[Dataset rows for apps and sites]
-- Opening Marker --
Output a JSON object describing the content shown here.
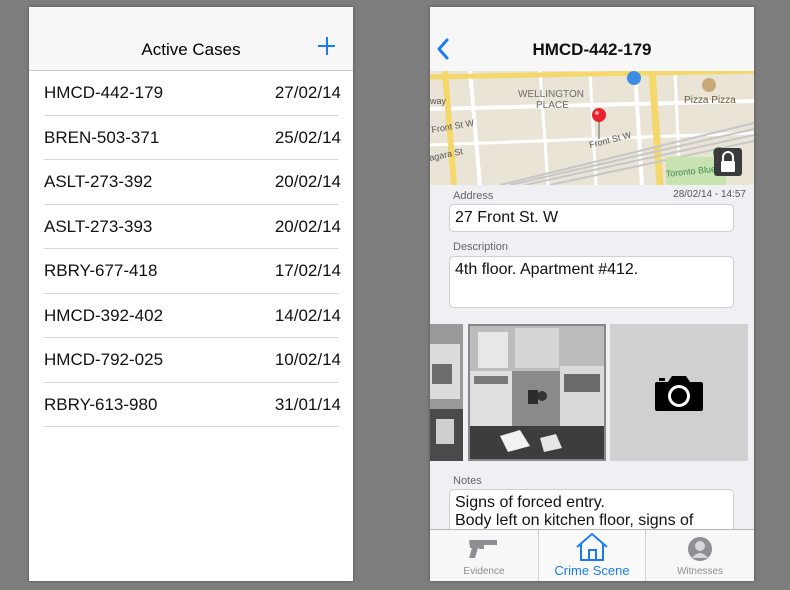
{
  "left": {
    "title": "Active Cases",
    "add_icon": "plus-icon",
    "cases": [
      {
        "id": "HMCD-442-179",
        "date": "27/02/14"
      },
      {
        "id": "BREN-503-371",
        "date": "25/02/14"
      },
      {
        "id": "ASLT-273-392",
        "date": "20/02/14"
      },
      {
        "id": "ASLT-273-393",
        "date": "20/02/14"
      },
      {
        "id": "RBRY-677-418",
        "date": "17/02/14"
      },
      {
        "id": "HMCD-392-402",
        "date": "14/02/14"
      },
      {
        "id": "HMCD-792-025",
        "date": "10/02/14"
      },
      {
        "id": "RBRY-613-980",
        "date": "31/01/14"
      }
    ]
  },
  "right": {
    "title": "HMCD-442-179",
    "map": {
      "labels": {
        "wellington": "WELLINGTON",
        "place": "PLACE",
        "front_st": "Front St W",
        "front_st_2": "Front St W",
        "garage": "agara St",
        "way": "way",
        "pizza": "Pizza Pizza",
        "toronto": "Toronto Blue Jays"
      }
    },
    "timestamp": "28/02/14 - 14:57",
    "address": {
      "label": "Address",
      "value": "27 Front St. W"
    },
    "description": {
      "label": "Description",
      "value": "4th floor. Apartment #412."
    },
    "notes": {
      "label": "Notes",
      "line1": "Signs of forced entry.",
      "line2": "Body left on kitchen floor, signs of"
    },
    "tabs": {
      "evidence": "Evidence",
      "crime_scene": "Crime Scene",
      "witnesses": "Witnesses"
    }
  },
  "colors": {
    "accent": "#1a7cf5",
    "background": "#7d7d7d",
    "map_pin": "#e8232c"
  }
}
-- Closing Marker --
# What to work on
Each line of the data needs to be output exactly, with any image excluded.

# Exercise output
Output a JSON object describing the content shown here.
{
  "left": {
    "title": "Active Cases",
    "add_icon": "plus-icon",
    "cases": [
      {
        "id": "HMCD-442-179",
        "date": "27/02/14"
      },
      {
        "id": "BREN-503-371",
        "date": "25/02/14"
      },
      {
        "id": "ASLT-273-392",
        "date": "20/02/14"
      },
      {
        "id": "ASLT-273-393",
        "date": "20/02/14"
      },
      {
        "id": "RBRY-677-418",
        "date": "17/02/14"
      },
      {
        "id": "HMCD-392-402",
        "date": "14/02/14"
      },
      {
        "id": "HMCD-792-025",
        "date": "10/02/14"
      },
      {
        "id": "RBRY-613-980",
        "date": "31/01/14"
      }
    ]
  },
  "right": {
    "title": "HMCD-442-179",
    "map": {
      "labels": {
        "wellington": "WELLINGTON",
        "place": "PLACE",
        "front_st": "Front St W",
        "front_st_2": "Front St W",
        "garage": "agara St",
        "way": "way",
        "pizza": "Pizza Pizza",
        "toronto": "Toronto Blue Jays"
      }
    },
    "timestamp": "28/02/14 - 14:57",
    "address": {
      "label": "Address",
      "value": "27 Front St. W"
    },
    "description": {
      "label": "Description",
      "value": "4th floor. Apartment #412."
    },
    "notes": {
      "label": "Notes",
      "line1": "Signs of forced entry.",
      "line2": "Body left on kitchen floor, signs of"
    },
    "tabs": {
      "evidence": "Evidence",
      "crime_scene": "Crime Scene",
      "witnesses": "Witnesses"
    }
  },
  "colors": {
    "accent": "#1a7cf5",
    "background": "#7d7d7d",
    "map_pin": "#e8232c"
  }
}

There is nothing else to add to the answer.